● **BRIEF**:
Filter the records below for the word "JSON". Copy each line that holds it.

[Records excerpted from a collection]
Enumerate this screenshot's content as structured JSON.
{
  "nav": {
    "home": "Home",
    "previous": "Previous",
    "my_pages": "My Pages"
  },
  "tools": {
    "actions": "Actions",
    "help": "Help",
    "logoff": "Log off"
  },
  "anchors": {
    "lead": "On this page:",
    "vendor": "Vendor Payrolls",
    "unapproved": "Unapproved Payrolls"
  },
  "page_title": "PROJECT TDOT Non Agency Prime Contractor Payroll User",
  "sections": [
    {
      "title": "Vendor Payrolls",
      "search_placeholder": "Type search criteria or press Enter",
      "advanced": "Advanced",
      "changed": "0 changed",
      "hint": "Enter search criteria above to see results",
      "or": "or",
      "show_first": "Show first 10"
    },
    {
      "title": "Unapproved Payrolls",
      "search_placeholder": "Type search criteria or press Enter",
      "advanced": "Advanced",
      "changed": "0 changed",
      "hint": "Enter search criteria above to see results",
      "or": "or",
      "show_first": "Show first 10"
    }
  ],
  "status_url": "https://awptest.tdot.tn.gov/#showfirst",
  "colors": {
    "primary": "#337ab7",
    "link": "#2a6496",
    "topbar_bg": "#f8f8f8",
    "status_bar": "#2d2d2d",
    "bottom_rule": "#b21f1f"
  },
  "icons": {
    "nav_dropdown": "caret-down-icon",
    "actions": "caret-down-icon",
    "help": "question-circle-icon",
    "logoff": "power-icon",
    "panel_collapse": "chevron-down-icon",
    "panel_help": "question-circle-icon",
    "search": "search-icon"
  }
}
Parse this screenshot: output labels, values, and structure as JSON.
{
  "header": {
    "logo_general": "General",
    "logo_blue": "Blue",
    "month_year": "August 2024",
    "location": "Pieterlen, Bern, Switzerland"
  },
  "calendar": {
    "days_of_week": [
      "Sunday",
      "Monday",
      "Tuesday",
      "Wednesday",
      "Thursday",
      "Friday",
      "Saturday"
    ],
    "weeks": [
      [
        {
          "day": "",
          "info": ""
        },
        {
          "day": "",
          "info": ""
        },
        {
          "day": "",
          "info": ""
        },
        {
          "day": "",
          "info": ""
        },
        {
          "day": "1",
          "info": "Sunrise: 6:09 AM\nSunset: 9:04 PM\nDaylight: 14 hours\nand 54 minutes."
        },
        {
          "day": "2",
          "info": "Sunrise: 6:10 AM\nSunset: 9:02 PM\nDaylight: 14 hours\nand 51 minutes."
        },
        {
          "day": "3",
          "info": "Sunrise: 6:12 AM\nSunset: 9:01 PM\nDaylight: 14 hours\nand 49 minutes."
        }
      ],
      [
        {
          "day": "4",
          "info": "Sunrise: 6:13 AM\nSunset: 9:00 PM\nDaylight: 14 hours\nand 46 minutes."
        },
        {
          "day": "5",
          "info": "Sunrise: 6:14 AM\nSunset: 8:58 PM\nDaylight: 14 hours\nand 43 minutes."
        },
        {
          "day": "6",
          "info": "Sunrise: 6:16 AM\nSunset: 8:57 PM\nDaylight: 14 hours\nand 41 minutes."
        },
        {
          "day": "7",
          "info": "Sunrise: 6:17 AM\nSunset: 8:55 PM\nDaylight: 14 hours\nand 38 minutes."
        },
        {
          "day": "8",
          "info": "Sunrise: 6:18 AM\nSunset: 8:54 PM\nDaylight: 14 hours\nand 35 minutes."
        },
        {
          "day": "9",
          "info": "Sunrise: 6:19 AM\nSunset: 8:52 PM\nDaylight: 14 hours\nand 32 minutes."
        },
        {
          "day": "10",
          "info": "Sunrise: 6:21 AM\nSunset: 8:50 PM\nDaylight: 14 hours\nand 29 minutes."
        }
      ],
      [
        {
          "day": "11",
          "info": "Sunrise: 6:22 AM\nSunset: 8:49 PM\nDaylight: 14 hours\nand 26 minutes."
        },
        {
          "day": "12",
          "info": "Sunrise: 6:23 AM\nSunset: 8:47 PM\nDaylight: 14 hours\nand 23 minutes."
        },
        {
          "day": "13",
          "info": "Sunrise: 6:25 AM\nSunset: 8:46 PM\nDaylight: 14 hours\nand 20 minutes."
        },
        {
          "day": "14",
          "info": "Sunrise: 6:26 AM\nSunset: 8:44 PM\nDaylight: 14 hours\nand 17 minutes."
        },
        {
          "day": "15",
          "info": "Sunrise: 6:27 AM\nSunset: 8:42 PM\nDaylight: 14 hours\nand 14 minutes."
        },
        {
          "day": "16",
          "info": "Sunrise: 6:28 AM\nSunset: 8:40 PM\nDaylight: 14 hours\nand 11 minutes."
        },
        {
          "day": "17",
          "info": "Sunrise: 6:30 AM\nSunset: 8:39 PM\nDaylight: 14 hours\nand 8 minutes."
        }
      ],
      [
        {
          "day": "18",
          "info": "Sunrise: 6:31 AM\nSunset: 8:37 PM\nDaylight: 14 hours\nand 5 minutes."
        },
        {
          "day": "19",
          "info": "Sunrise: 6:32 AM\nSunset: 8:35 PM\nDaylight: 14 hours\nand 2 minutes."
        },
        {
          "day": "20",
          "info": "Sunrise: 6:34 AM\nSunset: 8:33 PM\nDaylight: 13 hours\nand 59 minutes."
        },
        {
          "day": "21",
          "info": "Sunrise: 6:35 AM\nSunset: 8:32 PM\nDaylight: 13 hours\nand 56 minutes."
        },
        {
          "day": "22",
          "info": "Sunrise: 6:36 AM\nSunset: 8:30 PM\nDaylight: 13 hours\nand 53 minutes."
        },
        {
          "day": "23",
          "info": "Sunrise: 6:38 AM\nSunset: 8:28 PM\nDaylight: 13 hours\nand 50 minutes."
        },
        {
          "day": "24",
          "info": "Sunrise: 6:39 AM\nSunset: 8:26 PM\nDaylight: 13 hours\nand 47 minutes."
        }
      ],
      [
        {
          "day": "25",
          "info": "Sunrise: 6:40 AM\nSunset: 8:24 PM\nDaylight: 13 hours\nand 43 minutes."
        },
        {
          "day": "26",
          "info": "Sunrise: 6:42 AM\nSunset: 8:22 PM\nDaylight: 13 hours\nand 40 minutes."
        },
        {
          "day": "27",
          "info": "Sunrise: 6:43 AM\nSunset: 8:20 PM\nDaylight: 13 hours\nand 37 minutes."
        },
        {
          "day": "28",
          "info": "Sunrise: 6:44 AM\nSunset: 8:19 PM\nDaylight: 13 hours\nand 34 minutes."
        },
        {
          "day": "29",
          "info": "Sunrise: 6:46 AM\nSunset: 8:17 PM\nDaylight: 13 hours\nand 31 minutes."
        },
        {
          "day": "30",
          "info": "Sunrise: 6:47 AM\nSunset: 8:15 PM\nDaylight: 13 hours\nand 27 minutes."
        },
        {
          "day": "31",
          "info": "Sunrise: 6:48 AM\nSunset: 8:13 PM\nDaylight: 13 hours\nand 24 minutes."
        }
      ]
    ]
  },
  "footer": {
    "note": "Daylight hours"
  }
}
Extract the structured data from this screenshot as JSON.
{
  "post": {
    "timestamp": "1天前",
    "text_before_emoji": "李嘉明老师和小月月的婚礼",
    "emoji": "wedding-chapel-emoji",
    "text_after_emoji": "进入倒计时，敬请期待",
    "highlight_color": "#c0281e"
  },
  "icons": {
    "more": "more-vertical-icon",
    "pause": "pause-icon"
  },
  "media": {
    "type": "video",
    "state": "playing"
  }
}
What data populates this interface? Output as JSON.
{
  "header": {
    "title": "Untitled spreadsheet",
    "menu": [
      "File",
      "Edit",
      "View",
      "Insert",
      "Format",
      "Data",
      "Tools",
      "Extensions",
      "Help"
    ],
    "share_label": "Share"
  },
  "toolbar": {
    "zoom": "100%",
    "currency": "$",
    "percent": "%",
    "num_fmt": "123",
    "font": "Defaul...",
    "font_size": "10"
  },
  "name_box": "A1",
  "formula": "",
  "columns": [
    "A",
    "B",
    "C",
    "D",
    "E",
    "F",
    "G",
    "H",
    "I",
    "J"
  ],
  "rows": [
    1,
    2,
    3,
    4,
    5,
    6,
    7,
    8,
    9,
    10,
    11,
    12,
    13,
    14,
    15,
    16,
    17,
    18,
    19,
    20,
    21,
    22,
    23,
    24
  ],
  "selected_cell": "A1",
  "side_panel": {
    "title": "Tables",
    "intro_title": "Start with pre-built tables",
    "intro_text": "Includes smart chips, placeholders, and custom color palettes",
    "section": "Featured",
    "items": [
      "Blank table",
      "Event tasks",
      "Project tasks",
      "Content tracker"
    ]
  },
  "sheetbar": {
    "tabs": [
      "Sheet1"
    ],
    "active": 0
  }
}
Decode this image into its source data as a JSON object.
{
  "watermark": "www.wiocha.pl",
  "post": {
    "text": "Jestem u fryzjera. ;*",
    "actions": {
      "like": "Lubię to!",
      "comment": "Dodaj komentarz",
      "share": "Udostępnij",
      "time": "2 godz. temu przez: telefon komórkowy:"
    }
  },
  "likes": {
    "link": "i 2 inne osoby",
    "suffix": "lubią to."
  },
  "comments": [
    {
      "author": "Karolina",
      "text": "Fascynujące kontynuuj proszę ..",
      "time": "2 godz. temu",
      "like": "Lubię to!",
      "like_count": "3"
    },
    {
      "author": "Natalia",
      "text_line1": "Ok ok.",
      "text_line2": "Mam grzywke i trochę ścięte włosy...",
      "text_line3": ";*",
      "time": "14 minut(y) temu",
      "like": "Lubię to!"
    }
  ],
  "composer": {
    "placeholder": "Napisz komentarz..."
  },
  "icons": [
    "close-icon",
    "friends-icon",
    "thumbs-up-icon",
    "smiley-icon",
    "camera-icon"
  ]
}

● **RESPONSE**:
Enumerate this screenshot's content as structured JSON.
Parse this screenshot: output labels, values, and structure as JSON.
Extract the structured data from this screenshot as JSON.
What data populates this interface? Output as JSON.
Decode this image into its source data as a JSON object.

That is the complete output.